***** DATASET RECORDS *****
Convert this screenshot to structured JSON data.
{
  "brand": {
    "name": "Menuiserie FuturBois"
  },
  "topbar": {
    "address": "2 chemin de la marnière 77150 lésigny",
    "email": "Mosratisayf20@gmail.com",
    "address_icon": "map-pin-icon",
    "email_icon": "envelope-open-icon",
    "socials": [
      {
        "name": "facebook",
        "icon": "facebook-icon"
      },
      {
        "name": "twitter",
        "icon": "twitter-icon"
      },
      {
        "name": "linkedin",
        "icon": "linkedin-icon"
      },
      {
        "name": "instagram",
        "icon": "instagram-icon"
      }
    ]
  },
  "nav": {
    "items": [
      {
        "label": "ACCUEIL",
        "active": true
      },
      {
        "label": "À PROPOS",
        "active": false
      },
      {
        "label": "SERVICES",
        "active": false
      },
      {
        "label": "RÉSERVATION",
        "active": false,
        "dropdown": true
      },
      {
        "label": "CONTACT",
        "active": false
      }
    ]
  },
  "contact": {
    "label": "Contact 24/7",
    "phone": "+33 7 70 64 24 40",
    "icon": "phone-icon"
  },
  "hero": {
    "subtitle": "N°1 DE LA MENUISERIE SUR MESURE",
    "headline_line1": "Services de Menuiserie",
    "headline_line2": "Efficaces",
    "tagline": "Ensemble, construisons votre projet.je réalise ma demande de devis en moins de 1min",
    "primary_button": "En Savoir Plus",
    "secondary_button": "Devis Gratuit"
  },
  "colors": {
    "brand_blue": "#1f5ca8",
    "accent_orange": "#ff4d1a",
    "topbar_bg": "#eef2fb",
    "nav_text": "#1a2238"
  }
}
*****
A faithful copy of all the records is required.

» **RESULT OF THIS TASK**:
Convert this screenshot to structured JSON data.
{
  "brand": {
    "name": "Menuiserie FuturBois"
  },
  "topbar": {
    "address": "2 chemin de la marnière 77150 lésigny",
    "email": "Mosratisayf20@gmail.com",
    "address_icon": "map-pin-icon",
    "email_icon": "envelope-open-icon",
    "socials": [
      {
        "name": "facebook",
        "icon": "facebook-icon"
      },
      {
        "name": "twitter",
        "icon": "twitter-icon"
      },
      {
        "name": "linkedin",
        "icon": "linkedin-icon"
      },
      {
        "name": "instagram",
        "icon": "instagram-icon"
      }
    ]
  },
  "nav": {
    "items": [
      {
        "label": "ACCUEIL",
        "active": true
      },
      {
        "label": "À PROPOS",
        "active": false
      },
      {
        "label": "SERVICES",
        "active": false
      },
      {
        "label": "RÉSERVATION",
        "active": false,
        "dropdown": true
      },
      {
        "label": "CONTACT",
        "active": false
      }
    ]
  },
  "contact": {
    "label": "Contact 24/7",
    "phone": "+33 7 70 64 24 40",
    "icon": "phone-icon"
  },
  "hero": {
    "subtitle": "N°1 DE LA MENUISERIE SUR MESURE",
    "headline_line1": "Services de Menuiserie",
    "headline_line2": "Efficaces",
    "tagline": "Ensemble, construisons votre projet.je réalise ma demande de devis en moins de 1min",
    "primary_button": "En Savoir Plus",
    "secondary_button": "Devis Gratuit"
  },
  "colors": {
    "brand_blue": "#1f5ca8",
    "accent_orange": "#ff4d1a",
    "topbar_bg": "#eef2fb",
    "nav_text": "#1a2238"
  }
}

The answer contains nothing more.